### Extracted material
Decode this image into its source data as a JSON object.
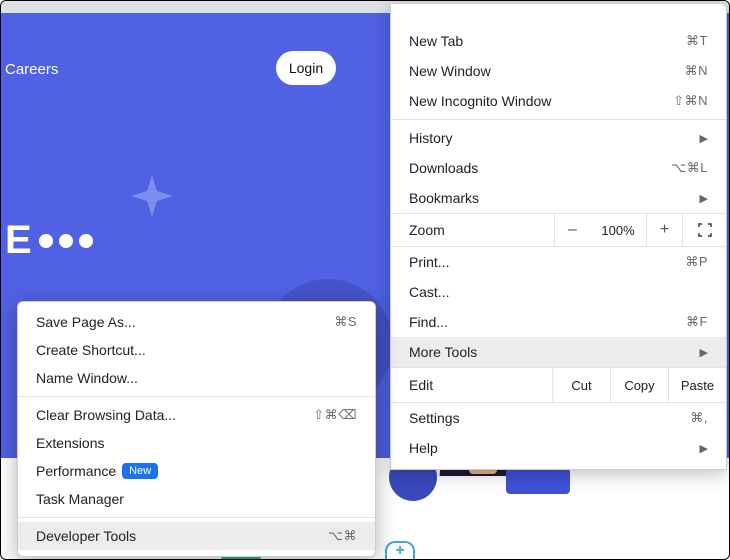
{
  "page": {
    "nav_careers": "Careers",
    "login": "Login",
    "hero_fragment": "E"
  },
  "menu": {
    "new_tab": {
      "label": "New Tab",
      "shortcut": "⌘T"
    },
    "new_window": {
      "label": "New Window",
      "shortcut": "⌘N"
    },
    "new_incognito": {
      "label": "New Incognito Window",
      "shortcut": "⇧⌘N"
    },
    "history": {
      "label": "History"
    },
    "downloads": {
      "label": "Downloads",
      "shortcut": "⌥⌘L"
    },
    "bookmarks": {
      "label": "Bookmarks"
    },
    "zoom": {
      "label": "Zoom",
      "minus": "–",
      "value": "100%",
      "plus": "+"
    },
    "print": {
      "label": "Print...",
      "shortcut": "⌘P"
    },
    "cast": {
      "label": "Cast..."
    },
    "find": {
      "label": "Find...",
      "shortcut": "⌘F"
    },
    "more_tools": {
      "label": "More Tools"
    },
    "edit": {
      "label": "Edit",
      "cut": "Cut",
      "copy": "Copy",
      "paste": "Paste"
    },
    "settings": {
      "label": "Settings",
      "shortcut": "⌘,"
    },
    "help": {
      "label": "Help"
    }
  },
  "submenu": {
    "save_page": {
      "label": "Save Page As...",
      "shortcut": "⌘S"
    },
    "create_shortcut": {
      "label": "Create Shortcut..."
    },
    "name_window": {
      "label": "Name Window..."
    },
    "clear_browsing": {
      "label": "Clear Browsing Data...",
      "shortcut": "⇧⌘⌫"
    },
    "extensions": {
      "label": "Extensions"
    },
    "performance": {
      "label": "Performance",
      "badge": "New"
    },
    "task_manager": {
      "label": "Task Manager"
    },
    "developer_tools": {
      "label": "Developer Tools",
      "shortcut": "⌥⌘"
    }
  }
}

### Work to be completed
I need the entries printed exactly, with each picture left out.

### Output for this exercise
Decode this image into its source data as a JSON object.
{
  "page": {
    "nav_careers": "Careers",
    "login": "Login",
    "hero_fragment": "E"
  },
  "menu": {
    "new_tab": {
      "label": "New Tab",
      "shortcut": "⌘T"
    },
    "new_window": {
      "label": "New Window",
      "shortcut": "⌘N"
    },
    "new_incognito": {
      "label": "New Incognito Window",
      "shortcut": "⇧⌘N"
    },
    "history": {
      "label": "History"
    },
    "downloads": {
      "label": "Downloads",
      "shortcut": "⌥⌘L"
    },
    "bookmarks": {
      "label": "Bookmarks"
    },
    "zoom": {
      "label": "Zoom",
      "minus": "–",
      "value": "100%",
      "plus": "+"
    },
    "print": {
      "label": "Print...",
      "shortcut": "⌘P"
    },
    "cast": {
      "label": "Cast..."
    },
    "find": {
      "label": "Find...",
      "shortcut": "⌘F"
    },
    "more_tools": {
      "label": "More Tools"
    },
    "edit": {
      "label": "Edit",
      "cut": "Cut",
      "copy": "Copy",
      "paste": "Paste"
    },
    "settings": {
      "label": "Settings",
      "shortcut": "⌘,"
    },
    "help": {
      "label": "Help"
    }
  },
  "submenu": {
    "save_page": {
      "label": "Save Page As...",
      "shortcut": "⌘S"
    },
    "create_shortcut": {
      "label": "Create Shortcut..."
    },
    "name_window": {
      "label": "Name Window..."
    },
    "clear_browsing": {
      "label": "Clear Browsing Data...",
      "shortcut": "⇧⌘⌫"
    },
    "extensions": {
      "label": "Extensions"
    },
    "performance": {
      "label": "Performance",
      "badge": "New"
    },
    "task_manager": {
      "label": "Task Manager"
    },
    "developer_tools": {
      "label": "Developer Tools",
      "shortcut": "⌥⌘"
    }
  }
}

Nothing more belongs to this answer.